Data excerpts
[Start of section]
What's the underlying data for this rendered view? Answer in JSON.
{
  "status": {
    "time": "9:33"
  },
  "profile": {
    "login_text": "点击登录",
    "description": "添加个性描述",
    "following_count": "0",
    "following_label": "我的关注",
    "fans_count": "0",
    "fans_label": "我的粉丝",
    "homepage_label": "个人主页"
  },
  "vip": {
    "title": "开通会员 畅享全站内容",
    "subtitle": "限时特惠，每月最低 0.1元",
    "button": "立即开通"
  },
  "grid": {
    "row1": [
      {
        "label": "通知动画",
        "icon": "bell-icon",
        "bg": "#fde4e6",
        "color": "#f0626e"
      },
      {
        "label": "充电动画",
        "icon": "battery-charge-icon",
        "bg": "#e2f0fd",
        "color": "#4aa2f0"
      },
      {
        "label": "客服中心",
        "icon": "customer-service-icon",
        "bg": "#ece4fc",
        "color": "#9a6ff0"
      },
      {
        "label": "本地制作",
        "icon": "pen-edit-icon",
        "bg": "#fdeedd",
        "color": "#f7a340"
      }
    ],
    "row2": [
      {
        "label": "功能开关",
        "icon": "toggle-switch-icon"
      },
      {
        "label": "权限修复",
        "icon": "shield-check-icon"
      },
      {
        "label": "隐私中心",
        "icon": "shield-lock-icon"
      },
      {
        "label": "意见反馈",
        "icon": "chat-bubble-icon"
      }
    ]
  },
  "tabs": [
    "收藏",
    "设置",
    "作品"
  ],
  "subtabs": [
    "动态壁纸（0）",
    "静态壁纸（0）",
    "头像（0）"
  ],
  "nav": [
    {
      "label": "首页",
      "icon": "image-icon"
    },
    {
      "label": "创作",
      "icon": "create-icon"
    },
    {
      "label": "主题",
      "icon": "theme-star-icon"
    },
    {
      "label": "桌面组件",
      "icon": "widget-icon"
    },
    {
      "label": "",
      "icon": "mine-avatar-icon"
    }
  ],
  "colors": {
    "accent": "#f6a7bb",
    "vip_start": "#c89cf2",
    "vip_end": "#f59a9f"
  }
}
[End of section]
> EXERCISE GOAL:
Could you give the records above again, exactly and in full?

> TASK SOLUTION:
What's the underlying data for this rendered view? Answer in JSON.
{
  "status": {
    "time": "9:33"
  },
  "profile": {
    "login_text": "点击登录",
    "description": "添加个性描述",
    "following_count": "0",
    "following_label": "我的关注",
    "fans_count": "0",
    "fans_label": "我的粉丝",
    "homepage_label": "个人主页"
  },
  "vip": {
    "title": "开通会员 畅享全站内容",
    "subtitle": "限时特惠，每月最低 0.1元",
    "button": "立即开通"
  },
  "grid": {
    "row1": [
      {
        "label": "通知动画",
        "icon": "bell-icon",
        "bg": "#fde4e6",
        "color": "#f0626e"
      },
      {
        "label": "充电动画",
        "icon": "battery-charge-icon",
        "bg": "#e2f0fd",
        "color": "#4aa2f0"
      },
      {
        "label": "客服中心",
        "icon": "customer-service-icon",
        "bg": "#ece4fc",
        "color": "#9a6ff0"
      },
      {
        "label": "本地制作",
        "icon": "pen-edit-icon",
        "bg": "#fdeedd",
        "color": "#f7a340"
      }
    ],
    "row2": [
      {
        "label": "功能开关",
        "icon": "toggle-switch-icon"
      },
      {
        "label": "权限修复",
        "icon": "shield-check-icon"
      },
      {
        "label": "隐私中心",
        "icon": "shield-lock-icon"
      },
      {
        "label": "意见反馈",
        "icon": "chat-bubble-icon"
      }
    ]
  },
  "tabs": [
    "收藏",
    "设置",
    "作品"
  ],
  "subtabs": [
    "动态壁纸（0）",
    "静态壁纸（0）",
    "头像（0）"
  ],
  "nav": [
    {
      "label": "首页",
      "icon": "image-icon"
    },
    {
      "label": "创作",
      "icon": "create-icon"
    },
    {
      "label": "主题",
      "icon": "theme-star-icon"
    },
    {
      "label": "桌面组件",
      "icon": "widget-icon"
    },
    {
      "label": "",
      "icon": "mine-avatar-icon"
    }
  ],
  "colors": {
    "accent": "#f6a7bb",
    "vip_start": "#c89cf2",
    "vip_end": "#f59a9f"
  }
}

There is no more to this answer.